Work request: Below are the entries; return exactly the line with "Convert this screenshot" and every later line, without anything else.

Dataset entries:
......

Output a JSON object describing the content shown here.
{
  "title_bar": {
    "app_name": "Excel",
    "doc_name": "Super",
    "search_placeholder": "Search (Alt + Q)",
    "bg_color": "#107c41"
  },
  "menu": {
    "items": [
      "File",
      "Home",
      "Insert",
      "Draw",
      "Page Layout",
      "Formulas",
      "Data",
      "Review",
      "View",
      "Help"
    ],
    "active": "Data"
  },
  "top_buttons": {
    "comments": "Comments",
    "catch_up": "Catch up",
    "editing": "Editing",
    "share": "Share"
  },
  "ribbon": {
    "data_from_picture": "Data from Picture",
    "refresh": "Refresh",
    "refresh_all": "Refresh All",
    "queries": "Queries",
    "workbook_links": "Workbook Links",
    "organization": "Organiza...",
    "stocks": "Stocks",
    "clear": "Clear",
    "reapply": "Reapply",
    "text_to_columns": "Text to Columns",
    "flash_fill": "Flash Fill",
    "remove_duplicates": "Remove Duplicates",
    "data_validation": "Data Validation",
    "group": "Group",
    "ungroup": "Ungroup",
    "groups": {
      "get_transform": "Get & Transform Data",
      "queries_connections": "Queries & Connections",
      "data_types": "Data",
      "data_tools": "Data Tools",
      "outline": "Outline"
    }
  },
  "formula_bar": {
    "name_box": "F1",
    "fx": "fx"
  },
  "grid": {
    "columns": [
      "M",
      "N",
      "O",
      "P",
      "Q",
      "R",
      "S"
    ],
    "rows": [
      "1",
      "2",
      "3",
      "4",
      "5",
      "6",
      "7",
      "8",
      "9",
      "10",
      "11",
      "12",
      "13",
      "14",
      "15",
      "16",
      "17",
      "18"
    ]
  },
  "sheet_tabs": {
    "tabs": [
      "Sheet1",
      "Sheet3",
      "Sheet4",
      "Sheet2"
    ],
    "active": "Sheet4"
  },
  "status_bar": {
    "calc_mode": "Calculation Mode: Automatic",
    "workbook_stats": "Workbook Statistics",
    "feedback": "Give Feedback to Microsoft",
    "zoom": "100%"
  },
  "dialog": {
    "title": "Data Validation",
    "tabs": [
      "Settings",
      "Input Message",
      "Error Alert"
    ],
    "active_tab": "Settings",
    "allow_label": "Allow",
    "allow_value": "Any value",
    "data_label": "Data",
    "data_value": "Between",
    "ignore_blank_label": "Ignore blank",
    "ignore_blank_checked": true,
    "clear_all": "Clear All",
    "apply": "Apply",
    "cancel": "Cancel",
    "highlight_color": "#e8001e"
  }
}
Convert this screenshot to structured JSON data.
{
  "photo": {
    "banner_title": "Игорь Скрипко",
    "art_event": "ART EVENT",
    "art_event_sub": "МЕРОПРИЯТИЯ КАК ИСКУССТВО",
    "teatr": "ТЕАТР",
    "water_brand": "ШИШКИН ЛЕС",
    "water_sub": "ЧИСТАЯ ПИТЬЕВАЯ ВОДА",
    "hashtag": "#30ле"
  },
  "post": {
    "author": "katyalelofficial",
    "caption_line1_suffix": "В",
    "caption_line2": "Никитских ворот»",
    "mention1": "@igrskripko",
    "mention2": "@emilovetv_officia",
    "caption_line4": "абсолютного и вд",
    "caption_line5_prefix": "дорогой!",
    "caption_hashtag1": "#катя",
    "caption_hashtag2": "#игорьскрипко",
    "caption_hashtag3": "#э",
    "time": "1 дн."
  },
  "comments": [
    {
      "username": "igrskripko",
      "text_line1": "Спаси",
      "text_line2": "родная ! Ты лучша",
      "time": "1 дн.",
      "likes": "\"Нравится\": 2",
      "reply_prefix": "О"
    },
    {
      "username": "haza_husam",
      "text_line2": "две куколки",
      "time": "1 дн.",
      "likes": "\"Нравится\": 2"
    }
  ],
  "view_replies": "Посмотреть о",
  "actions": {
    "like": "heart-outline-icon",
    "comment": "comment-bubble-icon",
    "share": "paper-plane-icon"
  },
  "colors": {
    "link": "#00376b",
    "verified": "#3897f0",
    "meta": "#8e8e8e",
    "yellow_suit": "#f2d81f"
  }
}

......

Task response:
Convert this screenshot to structured JSON data.
{
  "photo": {
    "banner_title": "Игорь Скрипко",
    "art_event": "ART EVENT",
    "art_event_sub": "МЕРОПРИЯТИЯ КАК ИСКУССТВО",
    "teatr": "ТЕАТР",
    "water_brand": "ШИШКИН ЛЕС",
    "water_sub": "ЧИСТАЯ ПИТЬЕВАЯ ВОДА",
    "hashtag": "#30ле"
  },
  "post": {
    "author": "katyalelofficial",
    "caption_line1_suffix": "В",
    "caption_line2": "Никитских ворот»",
    "mention1": "@igrskripko",
    "mention2": "@emilovetv_officia",
    "caption_line4": "абсолютного и вд",
    "caption_line5_prefix": "дорогой!",
    "caption_hashtag1": "#катя",
    "caption_hashtag2": "#игорьскрипко",
    "caption_hashtag3": "#э",
    "time": "1 дн."
  },
  "comments": [
    {
      "username": "igrskripko",
      "text_line1": "Спаси",
      "text_line2": "родная ! Ты лучша",
      "time": "1 дн.",
      "likes": "\"Нравится\": 2",
      "reply_prefix": "О"
    },
    {
      "username": "haza_husam",
      "text_line2": "две куколки",
      "time": "1 дн.",
      "likes": "\"Нравится\": 2"
    }
  ],
  "view_replies": "Посмотреть о",
  "actions": {
    "like": "heart-outline-icon",
    "comment": "comment-bubble-icon",
    "share": "paper-plane-icon"
  },
  "colors": {
    "link": "#00376b",
    "verified": "#3897f0",
    "meta": "#8e8e8e",
    "yellow_suit": "#f2d81f"
  }
}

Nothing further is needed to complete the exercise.